• _Assignment_
Pull each line containing "model" out of the data and copy it.

• _Exercise inputs_

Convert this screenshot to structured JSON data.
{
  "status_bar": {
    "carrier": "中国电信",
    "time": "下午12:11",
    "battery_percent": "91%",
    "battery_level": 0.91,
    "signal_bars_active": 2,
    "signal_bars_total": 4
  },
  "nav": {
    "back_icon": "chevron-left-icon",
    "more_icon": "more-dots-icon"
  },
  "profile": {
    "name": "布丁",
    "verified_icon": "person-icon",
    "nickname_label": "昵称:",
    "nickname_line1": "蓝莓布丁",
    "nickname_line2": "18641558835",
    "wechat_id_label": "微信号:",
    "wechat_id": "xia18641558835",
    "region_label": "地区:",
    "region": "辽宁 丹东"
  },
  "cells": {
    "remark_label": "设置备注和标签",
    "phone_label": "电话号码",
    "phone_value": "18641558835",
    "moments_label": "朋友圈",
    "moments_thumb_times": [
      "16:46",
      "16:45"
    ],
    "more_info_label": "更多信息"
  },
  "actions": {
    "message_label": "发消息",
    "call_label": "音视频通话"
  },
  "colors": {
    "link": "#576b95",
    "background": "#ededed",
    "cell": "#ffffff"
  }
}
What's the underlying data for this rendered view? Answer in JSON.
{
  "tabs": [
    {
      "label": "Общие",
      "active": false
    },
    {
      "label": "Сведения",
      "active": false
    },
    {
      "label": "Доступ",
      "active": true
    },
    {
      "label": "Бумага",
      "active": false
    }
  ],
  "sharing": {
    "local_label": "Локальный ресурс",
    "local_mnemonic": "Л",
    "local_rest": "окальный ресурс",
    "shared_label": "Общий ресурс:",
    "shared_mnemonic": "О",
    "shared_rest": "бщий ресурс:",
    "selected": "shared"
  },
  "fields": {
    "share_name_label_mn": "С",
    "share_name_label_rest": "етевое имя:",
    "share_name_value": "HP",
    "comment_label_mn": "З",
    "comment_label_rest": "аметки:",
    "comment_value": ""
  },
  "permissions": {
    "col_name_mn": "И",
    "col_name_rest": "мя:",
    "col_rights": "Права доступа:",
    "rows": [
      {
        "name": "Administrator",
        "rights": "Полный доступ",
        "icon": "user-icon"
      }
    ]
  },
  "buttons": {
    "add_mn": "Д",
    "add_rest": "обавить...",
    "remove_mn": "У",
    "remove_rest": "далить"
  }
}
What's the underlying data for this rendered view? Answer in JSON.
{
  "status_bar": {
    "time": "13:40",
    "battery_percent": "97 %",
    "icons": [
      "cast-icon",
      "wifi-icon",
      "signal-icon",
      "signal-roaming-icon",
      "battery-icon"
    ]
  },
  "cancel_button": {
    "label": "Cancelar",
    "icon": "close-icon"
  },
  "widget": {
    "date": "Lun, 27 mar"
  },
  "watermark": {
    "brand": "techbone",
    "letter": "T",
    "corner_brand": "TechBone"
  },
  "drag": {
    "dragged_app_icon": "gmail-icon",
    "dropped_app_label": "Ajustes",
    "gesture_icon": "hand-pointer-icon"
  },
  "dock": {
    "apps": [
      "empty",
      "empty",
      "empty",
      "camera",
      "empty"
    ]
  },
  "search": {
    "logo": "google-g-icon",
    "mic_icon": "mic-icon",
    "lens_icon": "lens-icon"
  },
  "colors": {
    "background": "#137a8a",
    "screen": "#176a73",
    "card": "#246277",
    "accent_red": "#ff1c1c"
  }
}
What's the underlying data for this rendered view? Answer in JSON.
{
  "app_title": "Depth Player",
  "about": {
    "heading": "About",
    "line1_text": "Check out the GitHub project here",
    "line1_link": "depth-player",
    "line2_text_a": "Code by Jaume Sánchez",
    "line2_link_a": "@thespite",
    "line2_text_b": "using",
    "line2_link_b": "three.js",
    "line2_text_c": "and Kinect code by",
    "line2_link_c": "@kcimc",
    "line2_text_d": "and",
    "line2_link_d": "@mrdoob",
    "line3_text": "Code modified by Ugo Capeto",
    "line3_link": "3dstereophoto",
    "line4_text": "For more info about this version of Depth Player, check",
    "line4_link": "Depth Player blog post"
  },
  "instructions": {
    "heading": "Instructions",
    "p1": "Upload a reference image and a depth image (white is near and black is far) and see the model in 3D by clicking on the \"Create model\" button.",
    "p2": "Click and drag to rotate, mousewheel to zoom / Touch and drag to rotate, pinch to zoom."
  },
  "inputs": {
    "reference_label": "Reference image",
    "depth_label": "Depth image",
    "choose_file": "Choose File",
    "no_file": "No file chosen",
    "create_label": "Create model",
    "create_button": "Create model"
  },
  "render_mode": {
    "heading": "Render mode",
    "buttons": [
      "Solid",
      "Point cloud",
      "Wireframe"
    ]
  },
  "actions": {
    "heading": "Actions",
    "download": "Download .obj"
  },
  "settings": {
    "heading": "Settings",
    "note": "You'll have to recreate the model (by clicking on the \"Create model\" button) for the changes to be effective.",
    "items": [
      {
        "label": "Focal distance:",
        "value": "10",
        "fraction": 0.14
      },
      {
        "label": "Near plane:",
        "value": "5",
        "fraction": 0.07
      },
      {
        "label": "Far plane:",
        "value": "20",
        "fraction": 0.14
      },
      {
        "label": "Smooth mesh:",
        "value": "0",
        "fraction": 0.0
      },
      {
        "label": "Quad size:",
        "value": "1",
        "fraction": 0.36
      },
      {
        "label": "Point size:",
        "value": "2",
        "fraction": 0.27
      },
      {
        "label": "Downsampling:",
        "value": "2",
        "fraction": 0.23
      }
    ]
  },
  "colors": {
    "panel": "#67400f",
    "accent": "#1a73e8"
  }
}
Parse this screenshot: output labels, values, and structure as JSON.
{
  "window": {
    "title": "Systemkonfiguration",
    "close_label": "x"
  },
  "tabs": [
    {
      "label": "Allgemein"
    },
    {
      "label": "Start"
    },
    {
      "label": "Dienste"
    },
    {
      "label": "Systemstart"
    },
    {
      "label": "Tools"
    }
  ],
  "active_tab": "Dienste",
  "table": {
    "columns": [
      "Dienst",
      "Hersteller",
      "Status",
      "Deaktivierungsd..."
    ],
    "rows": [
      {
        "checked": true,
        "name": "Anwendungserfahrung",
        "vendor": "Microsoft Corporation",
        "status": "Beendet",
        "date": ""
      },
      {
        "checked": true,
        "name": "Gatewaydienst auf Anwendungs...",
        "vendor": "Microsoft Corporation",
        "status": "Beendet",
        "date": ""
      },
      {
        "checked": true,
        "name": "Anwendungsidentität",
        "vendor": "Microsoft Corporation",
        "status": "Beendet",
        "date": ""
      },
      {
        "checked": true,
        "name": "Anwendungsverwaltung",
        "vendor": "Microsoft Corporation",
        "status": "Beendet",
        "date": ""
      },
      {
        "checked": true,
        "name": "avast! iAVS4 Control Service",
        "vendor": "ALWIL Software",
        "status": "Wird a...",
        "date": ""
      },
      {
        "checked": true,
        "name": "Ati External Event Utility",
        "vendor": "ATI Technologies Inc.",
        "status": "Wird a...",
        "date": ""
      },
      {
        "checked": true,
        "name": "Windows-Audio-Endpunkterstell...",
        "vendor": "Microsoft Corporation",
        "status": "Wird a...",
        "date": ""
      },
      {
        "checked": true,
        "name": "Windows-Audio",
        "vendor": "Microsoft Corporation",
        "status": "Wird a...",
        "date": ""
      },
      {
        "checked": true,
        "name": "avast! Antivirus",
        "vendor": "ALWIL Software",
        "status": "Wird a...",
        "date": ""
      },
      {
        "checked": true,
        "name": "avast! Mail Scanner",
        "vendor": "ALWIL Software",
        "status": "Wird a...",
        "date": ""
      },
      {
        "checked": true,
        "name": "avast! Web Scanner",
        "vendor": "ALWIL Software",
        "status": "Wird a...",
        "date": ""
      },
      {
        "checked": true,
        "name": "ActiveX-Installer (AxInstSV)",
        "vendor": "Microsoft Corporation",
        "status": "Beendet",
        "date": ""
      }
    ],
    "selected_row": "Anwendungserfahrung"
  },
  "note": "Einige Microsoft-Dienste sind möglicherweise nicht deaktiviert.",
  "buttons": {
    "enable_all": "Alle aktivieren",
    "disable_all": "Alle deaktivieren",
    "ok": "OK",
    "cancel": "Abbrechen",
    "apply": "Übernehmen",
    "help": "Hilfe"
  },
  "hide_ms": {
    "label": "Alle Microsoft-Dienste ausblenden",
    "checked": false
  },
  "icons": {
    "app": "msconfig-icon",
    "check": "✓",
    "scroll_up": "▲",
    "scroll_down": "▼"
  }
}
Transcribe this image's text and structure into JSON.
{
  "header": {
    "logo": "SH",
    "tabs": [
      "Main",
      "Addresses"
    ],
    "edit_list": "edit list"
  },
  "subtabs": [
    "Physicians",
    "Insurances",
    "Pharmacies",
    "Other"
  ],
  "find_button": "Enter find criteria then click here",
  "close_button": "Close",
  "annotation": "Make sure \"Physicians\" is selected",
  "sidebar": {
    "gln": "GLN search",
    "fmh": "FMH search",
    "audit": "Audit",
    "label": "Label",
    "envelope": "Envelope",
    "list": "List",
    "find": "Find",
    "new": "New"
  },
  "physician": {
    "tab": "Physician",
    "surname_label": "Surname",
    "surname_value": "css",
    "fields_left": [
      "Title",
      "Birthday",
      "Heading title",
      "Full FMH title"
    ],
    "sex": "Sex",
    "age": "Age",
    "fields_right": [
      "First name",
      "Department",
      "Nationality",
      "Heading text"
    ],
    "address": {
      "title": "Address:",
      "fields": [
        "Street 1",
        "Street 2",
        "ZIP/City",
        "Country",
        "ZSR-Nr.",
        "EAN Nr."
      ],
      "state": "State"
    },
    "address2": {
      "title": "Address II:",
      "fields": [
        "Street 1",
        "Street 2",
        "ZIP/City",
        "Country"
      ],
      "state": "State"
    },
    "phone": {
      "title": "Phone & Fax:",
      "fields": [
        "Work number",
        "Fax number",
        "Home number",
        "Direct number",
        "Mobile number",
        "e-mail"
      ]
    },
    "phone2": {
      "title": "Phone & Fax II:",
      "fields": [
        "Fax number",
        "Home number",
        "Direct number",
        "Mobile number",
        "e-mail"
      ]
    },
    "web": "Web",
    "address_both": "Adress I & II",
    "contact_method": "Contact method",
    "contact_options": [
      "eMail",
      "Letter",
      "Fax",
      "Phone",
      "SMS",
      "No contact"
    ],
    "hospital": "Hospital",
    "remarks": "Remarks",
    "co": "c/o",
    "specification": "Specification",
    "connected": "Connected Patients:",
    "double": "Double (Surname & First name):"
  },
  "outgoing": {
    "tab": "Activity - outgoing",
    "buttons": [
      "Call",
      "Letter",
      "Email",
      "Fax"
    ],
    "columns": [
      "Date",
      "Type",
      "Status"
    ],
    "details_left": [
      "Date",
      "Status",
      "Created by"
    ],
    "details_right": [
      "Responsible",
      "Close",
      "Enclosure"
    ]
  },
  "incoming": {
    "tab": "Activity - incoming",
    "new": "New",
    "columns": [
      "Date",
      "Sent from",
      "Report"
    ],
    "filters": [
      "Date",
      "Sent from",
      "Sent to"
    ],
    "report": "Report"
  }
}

• _Answer to this exercise_
    "p1": "Upload a reference image and a depth image (white is near and black is far) and see the model in 3D by clicking on the \"Create model\" button.",
    "create_label": "Create model",
    "create_button": "Create model"
    "note": "You'll have to recreate the model (by clicking on the \"Create model\" button) for the changes to be effective.",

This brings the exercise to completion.